Our bedroom and bathroom, which are at the front of the house, is where the problem lies. I needed an effective remedy to cure the condensation on the windows here. All that water buildup on the sills of our sash windows exposed them to water damage and rot, which would require expensive repairs.
I used an absorbent cloth to wipe the condensation off the windows every morning, but it was time consuming and a lot of effort – it wasn’t the best way to start the day. So, on the recommendation of my sister-in-law, I bought a window vacuum cleaner.
Tips and tricks for using a window vacuum
A window vacuum is a motorized suction squeegee. You stroke the window pane with the head of the vacuum cleaner, and the water is sucked into a collection cup that you unclip to empty it. My version is cordless, so I leave it in its charging base so it’s powered up and ready when I need to use it.
It’s quick and easy to use – and really effective at removing condensation from windows – but through trial and error I’ve identified a few tricks to get the best results.
First, start at the top of the windows and work down, making sure to get into the corners of the windows and all the way to the edges of the frames.
Most window vacuums can be used both horizontally and vertically, giving you access to those delicate edges. However, if the water reservoir is full or nearly full, it can cause the water collected through the vents to release, undoing some of your good work. My advice is therefore to empty the water tank frequently.
When working on the window, you may need to change the angle at which you hold the vacuum head to maintain contact with the window surface. A model with a flexible neck facilitates this.
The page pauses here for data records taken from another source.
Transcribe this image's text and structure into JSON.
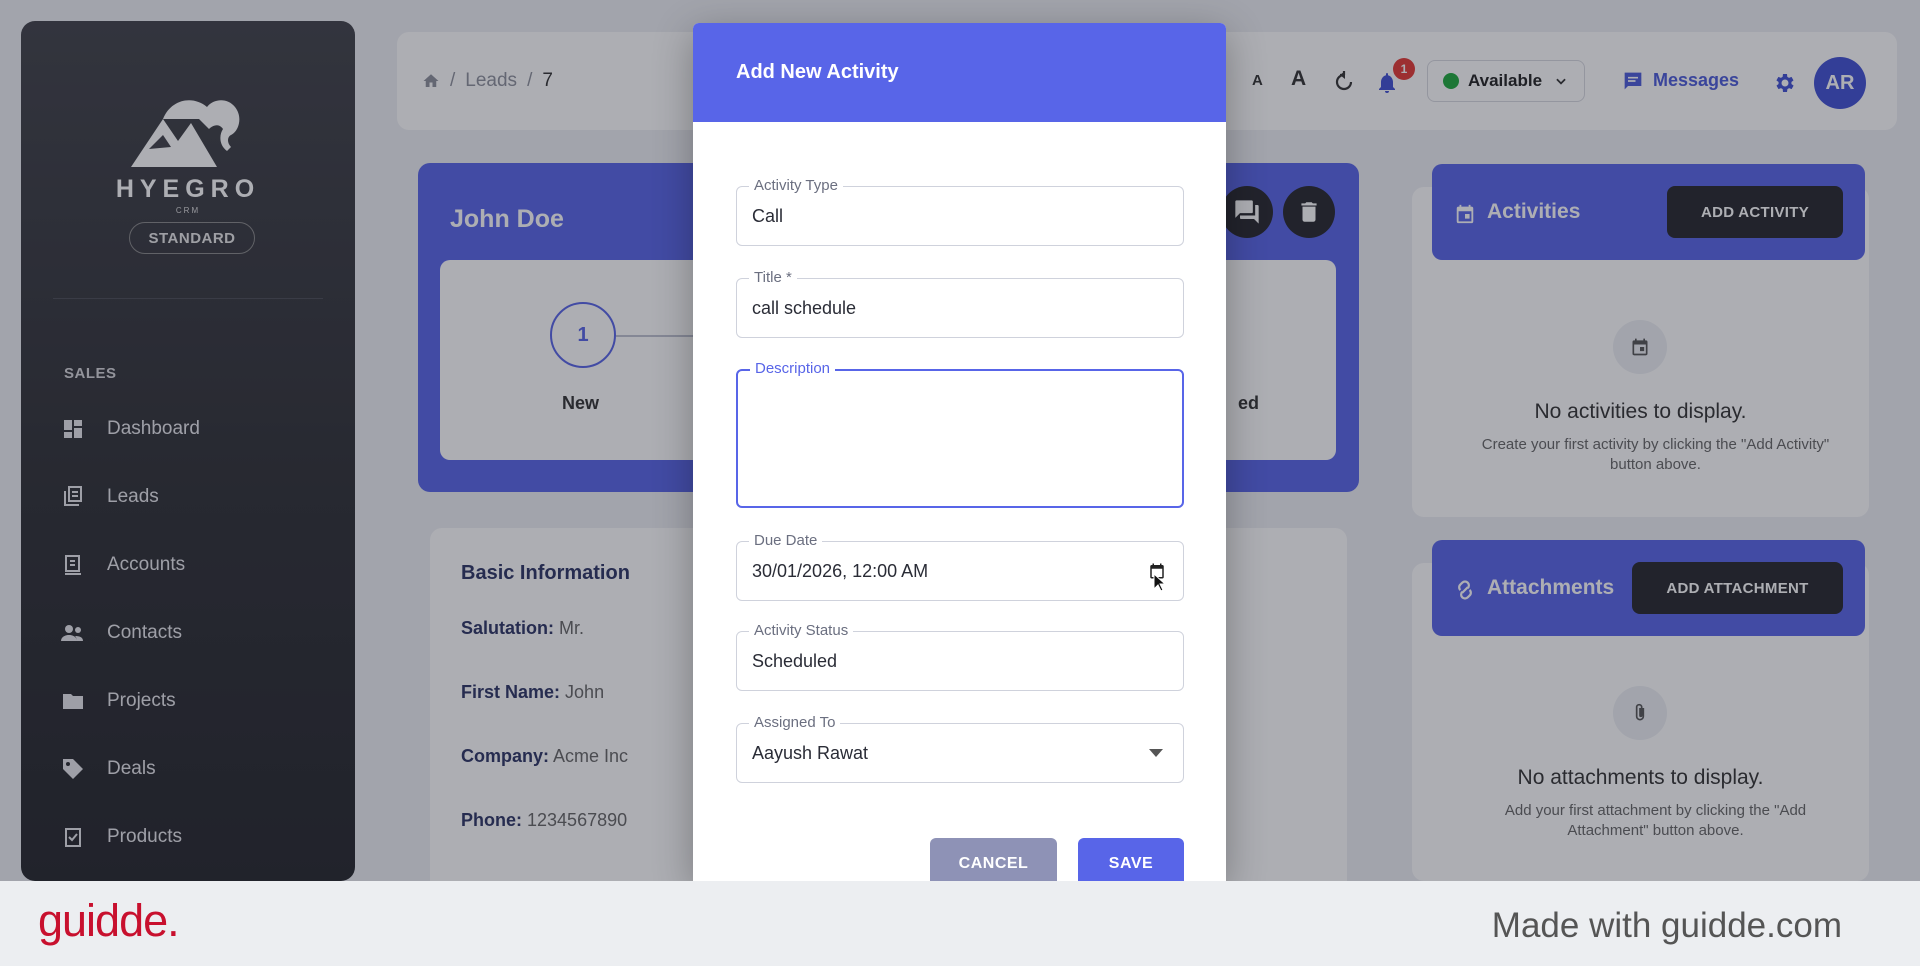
{
  "sidebar": {
    "logo_text": "HYEGRO",
    "logo_sub": "CRM",
    "plan": "STANDARD",
    "section": "SALES",
    "items": [
      {
        "label": "Dashboard",
        "icon": "dashboard-icon"
      },
      {
        "label": "Leads",
        "icon": "leads-icon"
      },
      {
        "label": "Accounts",
        "icon": "accounts-icon"
      },
      {
        "label": "Contacts",
        "icon": "contacts-icon"
      },
      {
        "label": "Projects",
        "icon": "folder-icon"
      },
      {
        "label": "Deals",
        "icon": "tag-icon"
      },
      {
        "label": "Products",
        "icon": "clipboard-check-icon"
      }
    ]
  },
  "topbar": {
    "breadcrumb": [
      "Leads",
      "7"
    ],
    "font_small": "A",
    "font_large": "A",
    "notifications_count": "1",
    "status": "Available",
    "messages": "Messages",
    "avatar_initials": "AR"
  },
  "lead": {
    "name": "John Doe",
    "step_number": "1",
    "step_label": "New",
    "step_label_right": "ed"
  },
  "basic_info": {
    "title": "Basic Information",
    "rows": [
      {
        "key": "Salutation:",
        "value": "Mr."
      },
      {
        "key": "First Name:",
        "value": "John"
      },
      {
        "key": "Company:",
        "value": "Acme Inc"
      },
      {
        "key": "Phone:",
        "value": "1234567890"
      }
    ]
  },
  "activities": {
    "title": "Activities",
    "button": "ADD ACTIVITY",
    "empty_title": "No activities to display.",
    "empty_sub": "Create your first activity by clicking the \"Add Activity\" button above."
  },
  "attachments": {
    "title": "Attachments",
    "button": "ADD ATTACHMENT",
    "empty_title": "No attachments to display.",
    "empty_sub": "Add your first attachment by clicking the \"Add Attachment\" button above."
  },
  "dialog": {
    "title": "Add New Activity",
    "activity_type": {
      "label": "Activity Type",
      "value": "Call"
    },
    "title_field": {
      "label": "Title *",
      "value": "call schedule"
    },
    "description": {
      "label": "Description",
      "value": ""
    },
    "due_date": {
      "label": "Due Date",
      "value": "30/01/2026, 12:00 AM"
    },
    "activity_status": {
      "label": "Activity Status",
      "value": "Scheduled"
    },
    "assigned_to": {
      "label": "Assigned To",
      "value": "Aayush Rawat"
    },
    "cancel": "CANCEL",
    "save": "SAVE"
  },
  "footer": {
    "brand": "guidde.",
    "tagline": "Made with guidde.com"
  },
  "colors": {
    "accent": "#5865e8",
    "sidebar": "#2e2f34",
    "brand_red": "#c8102e",
    "status_green": "#1faa3c"
  }
}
To collect accumulated water at the bottom of the frame, flatten the head of the vacuum cleaner against the frame. In this way, it can suck the moisture directly.
My final tip is to use the window vacuum regularly in cold, wet weather, even if the condensation doesn’t seem particularly bad. I found that there was less water to remove from windows when I used the vacuum daily. It makes the job even faster, and I also think it means less humidity in the air in my house, which improves damp and mold problems.
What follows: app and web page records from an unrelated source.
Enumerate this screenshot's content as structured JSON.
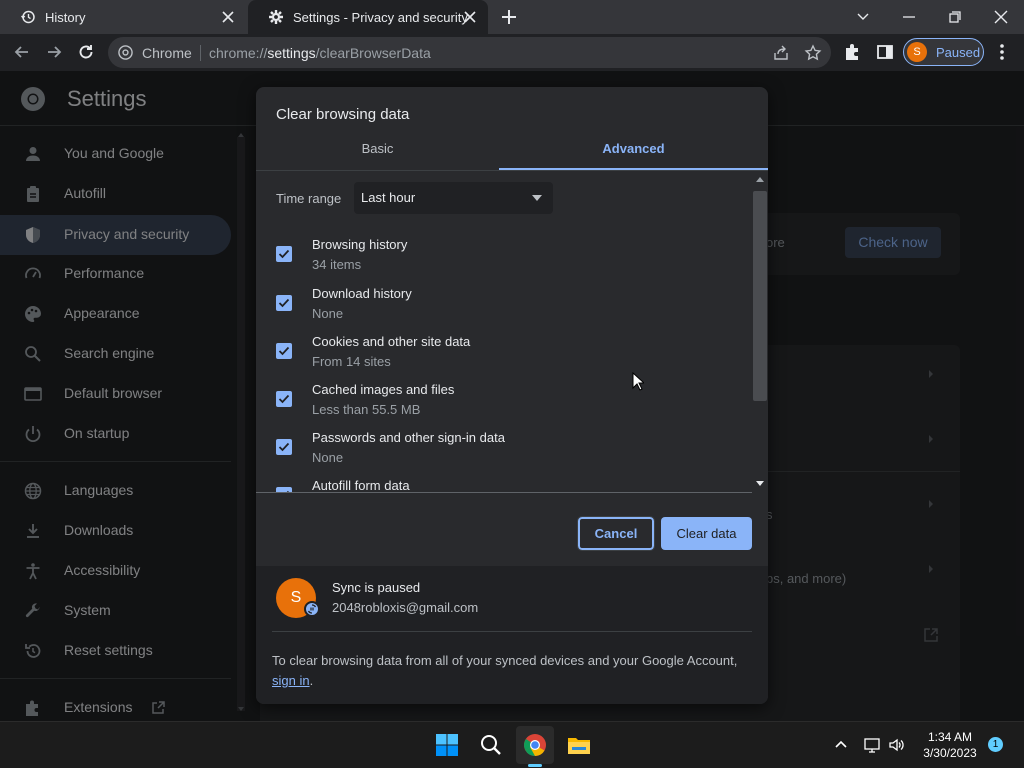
{
  "tabs": [
    {
      "title": "History",
      "icon": "history-icon"
    },
    {
      "title": "Settings - Privacy and security",
      "icon": "gear-icon"
    }
  ],
  "omnibox": {
    "site_chip": "Chrome",
    "url_prefix": "chrome://",
    "url_host": "settings",
    "url_path": "/clearBrowserData"
  },
  "profile": {
    "initial": "S",
    "status": "Paused"
  },
  "settings": {
    "title": "Settings",
    "sidebar": [
      {
        "label": "You and Google",
        "icon": "person-icon"
      },
      {
        "label": "Autofill",
        "icon": "clipboard-icon"
      },
      {
        "label": "Privacy and security",
        "icon": "shield-icon"
      },
      {
        "label": "Performance",
        "icon": "speedometer-icon"
      },
      {
        "label": "Appearance",
        "icon": "palette-icon"
      },
      {
        "label": "Search engine",
        "icon": "search-icon"
      },
      {
        "label": "Default browser",
        "icon": "browser-icon"
      },
      {
        "label": "On startup",
        "icon": "power-icon"
      },
      {
        "label": "Languages",
        "icon": "globe-icon"
      },
      {
        "label": "Downloads",
        "icon": "download-icon"
      },
      {
        "label": "Accessibility",
        "icon": "accessibility-icon"
      },
      {
        "label": "System",
        "icon": "wrench-icon"
      },
      {
        "label": "Reset settings",
        "icon": "reset-icon"
      },
      {
        "label": "Extensions",
        "icon": "puzzle-icon"
      }
    ],
    "background": {
      "check_now": "Check now",
      "partial_more": "ore",
      "partial_s": "s",
      "partial_and_more": "ps, and more)"
    }
  },
  "dialog": {
    "title": "Clear browsing data",
    "tab_basic": "Basic",
    "tab_advanced": "Advanced",
    "time_range_label": "Time range",
    "time_range_value": "Last hour",
    "options": [
      {
        "label": "Browsing history",
        "sub": "34 items",
        "checked": true
      },
      {
        "label": "Download history",
        "sub": "None",
        "checked": true
      },
      {
        "label": "Cookies and other site data",
        "sub": "From 14 sites",
        "checked": true
      },
      {
        "label": "Cached images and files",
        "sub": "Less than 55.5 MB",
        "checked": true
      },
      {
        "label": "Passwords and other sign-in data",
        "sub": "None",
        "checked": true
      },
      {
        "label": "Autofill form data",
        "sub": "",
        "checked": true
      }
    ],
    "cancel": "Cancel",
    "clear": "Clear data",
    "sync_status": "Sync is paused",
    "sync_email": "2048robloxis@gmail.com",
    "sync_initial": "S",
    "note_text": "To clear browsing data from all of your synced devices and your Google Account, ",
    "note_link": "sign in",
    "note_end": "."
  },
  "taskbar": {
    "time": "1:34 AM",
    "date": "3/30/2023",
    "notifications": "1"
  },
  "colors": {
    "accent": "#8ab4f8",
    "background": "#202124",
    "dialog": "#292a2d",
    "avatar": "#e8710a"
  }
}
Using a window vacuum on the walls
Condensation can also collect on cold walls – a factor in my house, where some of the exterior walls can be cold to the touch during the winter months. Although I can’t see the water pooling on the walls, as some people report, mold spots do appear during the winter months if I don’t get the condensation and dampness issues under control.
I’ve written about how to get rid of black mold, but I find I need to do it less if I vacuum my windows regularly. Some people also use a window vacuum to remove condensation from their bathroom walls after a bath or shower.
My dehumidifier and window vacuum combo
A window vacuum can help remove condensation from windows, but the best trick to minimizing the problem is to prevent moisture from reaching your glass in the first place. That’s why I researched the best dehumidifier and chose the ideal option for our home, based on its size and the rooms affected by condensation.
I wanted to know how much it costs to run a dehumidifier and decided on a smart model that only turns on when needed to reduce our energy consumption. Like my colleague Chiana, I bought a dehumidifier and I wouldn’t want to be without it.
Running the dehumidifier on our second floor landing, where it can draw moisture from inner tubes and bathrooms, has greatly reduced the amount of condensation – especially since I can switch it to laundry mode when drying clothes.
As a result, I still use my window vacuum to remove condensation from my windows but there is less moisture to collect and I have to use it less often. I think I’ve found my ultimate remedy for condensation.